#### Assignment
Scan the records for the word "that". Report each line where it occurs.

Data records for software interfaces
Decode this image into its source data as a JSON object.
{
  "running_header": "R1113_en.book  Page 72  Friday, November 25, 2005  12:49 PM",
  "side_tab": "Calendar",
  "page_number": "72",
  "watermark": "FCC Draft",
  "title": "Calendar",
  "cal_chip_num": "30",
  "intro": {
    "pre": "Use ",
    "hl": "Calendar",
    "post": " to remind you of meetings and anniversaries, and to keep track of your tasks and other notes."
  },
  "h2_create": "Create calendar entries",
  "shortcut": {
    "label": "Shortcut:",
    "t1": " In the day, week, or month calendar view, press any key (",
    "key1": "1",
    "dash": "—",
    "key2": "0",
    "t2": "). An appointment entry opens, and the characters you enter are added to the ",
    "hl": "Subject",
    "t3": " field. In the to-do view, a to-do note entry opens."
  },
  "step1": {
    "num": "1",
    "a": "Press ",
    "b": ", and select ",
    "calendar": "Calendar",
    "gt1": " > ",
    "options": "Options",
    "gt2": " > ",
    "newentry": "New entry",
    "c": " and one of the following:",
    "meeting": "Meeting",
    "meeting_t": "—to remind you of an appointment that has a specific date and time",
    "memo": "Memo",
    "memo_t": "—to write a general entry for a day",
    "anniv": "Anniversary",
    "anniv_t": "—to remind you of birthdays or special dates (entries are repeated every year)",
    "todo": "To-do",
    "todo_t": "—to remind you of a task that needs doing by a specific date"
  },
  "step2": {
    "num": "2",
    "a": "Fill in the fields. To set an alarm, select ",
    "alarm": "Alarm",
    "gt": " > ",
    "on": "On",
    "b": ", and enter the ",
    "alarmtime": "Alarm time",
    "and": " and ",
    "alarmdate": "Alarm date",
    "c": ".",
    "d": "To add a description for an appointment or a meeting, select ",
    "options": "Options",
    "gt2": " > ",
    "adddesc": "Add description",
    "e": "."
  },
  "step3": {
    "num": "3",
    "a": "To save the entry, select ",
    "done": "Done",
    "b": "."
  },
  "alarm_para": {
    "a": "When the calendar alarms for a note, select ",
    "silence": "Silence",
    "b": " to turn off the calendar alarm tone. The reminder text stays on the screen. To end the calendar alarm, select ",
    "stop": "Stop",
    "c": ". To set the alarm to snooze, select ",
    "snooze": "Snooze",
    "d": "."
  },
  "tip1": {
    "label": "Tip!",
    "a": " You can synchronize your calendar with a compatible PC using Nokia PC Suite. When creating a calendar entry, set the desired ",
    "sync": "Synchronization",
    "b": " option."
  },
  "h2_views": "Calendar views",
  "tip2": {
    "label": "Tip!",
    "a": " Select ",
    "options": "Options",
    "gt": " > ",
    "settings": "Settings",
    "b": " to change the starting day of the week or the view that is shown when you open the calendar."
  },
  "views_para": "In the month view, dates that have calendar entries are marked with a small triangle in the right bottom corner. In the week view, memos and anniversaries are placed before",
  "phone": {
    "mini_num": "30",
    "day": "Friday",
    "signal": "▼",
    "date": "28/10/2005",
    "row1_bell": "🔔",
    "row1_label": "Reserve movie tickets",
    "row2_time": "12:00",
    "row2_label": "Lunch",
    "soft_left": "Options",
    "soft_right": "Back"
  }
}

#### Response to this task
    "meeting_t": "—to remind you of an appointment that has a specific date and time",
    "todo_t": "—to remind you of a task that needs doing by a specific date"
    "b": " to change the starting day of the week or the view that is shown when you open the calendar."
  "views_para": "In the month view, dates that have calendar entries are marked with a small triangle in the right bottom corner. In the week view, memos and anniversaries are placed before",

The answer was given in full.